Panchu, the link in the comment was wrong. As usual my mistake of acting first and thinking later :) So instead of changing the comments across all the blogs where I had canvassed for the new blog, I thought why not redirect to the intended site. Appreciate your concern in asking this question. Will try to check the comments more carefully from the next time :)

Shreemoyee said...

sometimes lifer is a harder punishment than a death penalty.

Bishu said...

@Shreemoyee: Yeah that's true.Having a person rot for rest of his life in a dingy cell is much more stronger punishment than let him die at one shot.But the guy in question if left locked up in the cell might evoke unwanted actions from his jihadi friends in order to free him.We have already been there,seen that in case of Masood Azhar.So like my wise friend Arnab said I will too "pray for Azfal Guru's soul"

Shreemoyee said...

It could go either way actually. The death sentence would only make in a martyr in the eyes of some.

Bishu said...

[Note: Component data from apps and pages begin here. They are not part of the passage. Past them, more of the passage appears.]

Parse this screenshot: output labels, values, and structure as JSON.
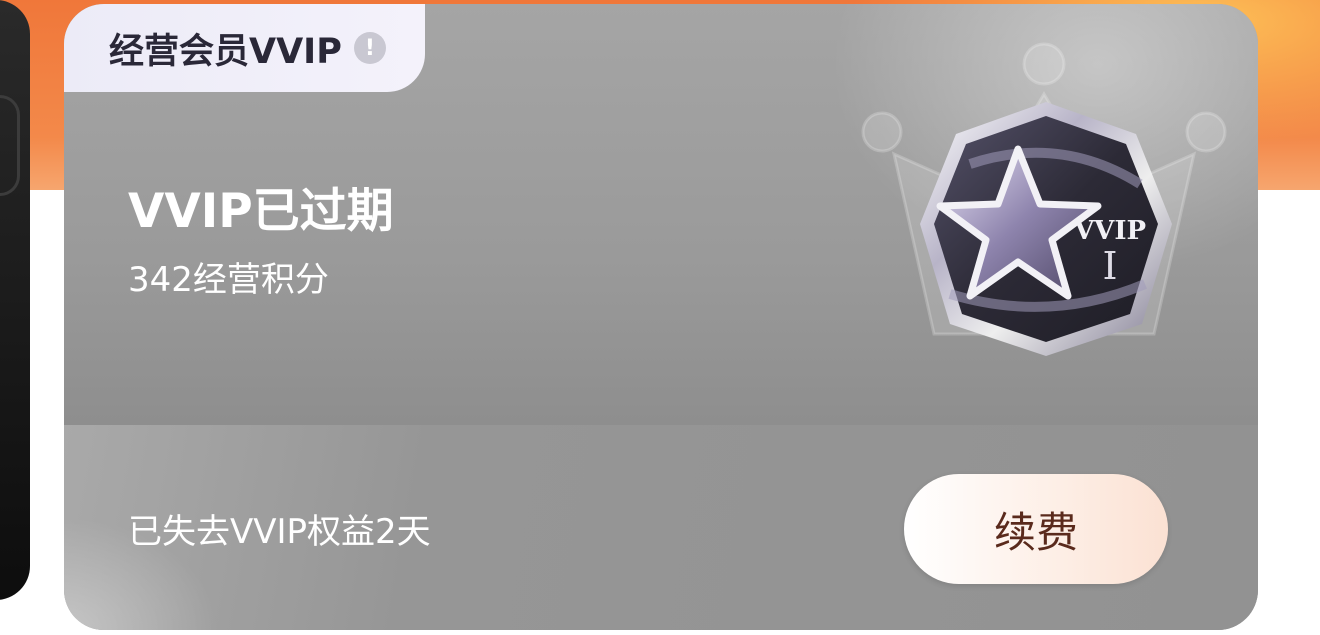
{
  "card": {
    "tag_label": "经营会员VVIP",
    "info_icon_glyph": "!",
    "status_title": "VVIP已过期",
    "points_text": "342经营积分",
    "badge": {
      "line1": "VVIP",
      "line2": "I"
    },
    "lost_text": "已失去VVIP权益2天",
    "renew_label": "续费"
  },
  "icons": [
    "info-icon",
    "crown-icon",
    "vvip-badge-icon"
  ],
  "colors": {
    "backdrop_orange": "#f0773a",
    "card_gray": "#a0a0a0",
    "tag_bg": "#ecebf7",
    "renew_text": "#5a2a1c"
  }
}
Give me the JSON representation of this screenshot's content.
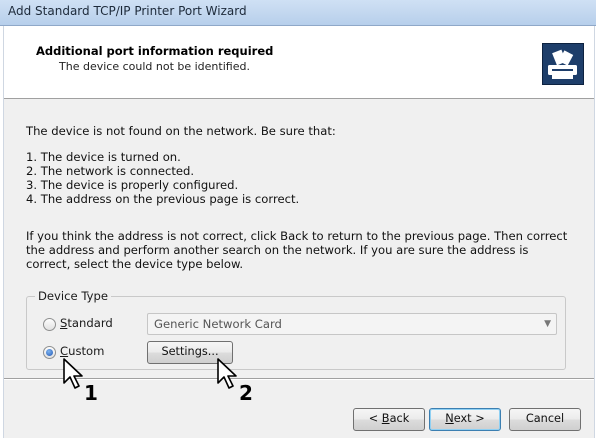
{
  "window": {
    "title": "Add Standard TCP/IP Printer Port Wizard"
  },
  "header": {
    "title": "Additional port information required",
    "subtitle": "The device could not be identified."
  },
  "body": {
    "intro": "The device is not found on the network.  Be sure that:",
    "items": [
      "1.  The device is turned on.",
      "2.  The network is connected.",
      "3.  The device is properly configured.",
      "4.  The address on the previous page is correct."
    ],
    "help": "If you think the address is not correct, click Back to return to the previous page.  Then correct the address and perform another search on the network.  If you are sure the address is correct, select the device type below."
  },
  "device_type": {
    "legend": "Device Type",
    "standard": {
      "label_accel": "S",
      "label_rest": "tandard",
      "checked": false
    },
    "custom": {
      "label_accel": "C",
      "label_rest": "ustom",
      "checked": true
    },
    "combo_value": "Generic Network Card",
    "settings_label": "Settings..."
  },
  "footer": {
    "back_accel": "B",
    "back_prefix": "< ",
    "back_rest": "ack",
    "next_accel": "N",
    "next_rest": "ext >",
    "cancel": "Cancel"
  },
  "callouts": {
    "one": "1",
    "two": "2"
  },
  "icons": {
    "header_icon": "printer-icon",
    "dropdown_arrow": "chevron-down-icon",
    "pointer": "mouse-pointer-icon"
  }
}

Shreemoyee,good point.But is'nt he a larger than life hero that too a tragic hero already.But one thing I'm finding out when digging deeper into the internet, that Guru had been facing what all Kasmiri youths undergo...being driven to the walls by Indian army( having spoken to a couple of guys posted in Kashmir cannot blame them also entirely) they choose to move over to the terrorists.And once you cross the line, there's no returning back even if you surrender. That's the reason we need to concentrate on the situations that are creating terrorist. Pardoning Guru will only send out wrong signal,which will be again effectively used by terror camp recruiters like "See Indian state is weakening. Come join us and together we will put the last nail in the coffin". So, we need to decide which is better ?Strong message against terrorism and groundwork to remove the cause of Kashmiri population's hopelessness in Indian system... or to show a soft stance and then blabber on dialouges as we have been doing since the day Kashmir problem started.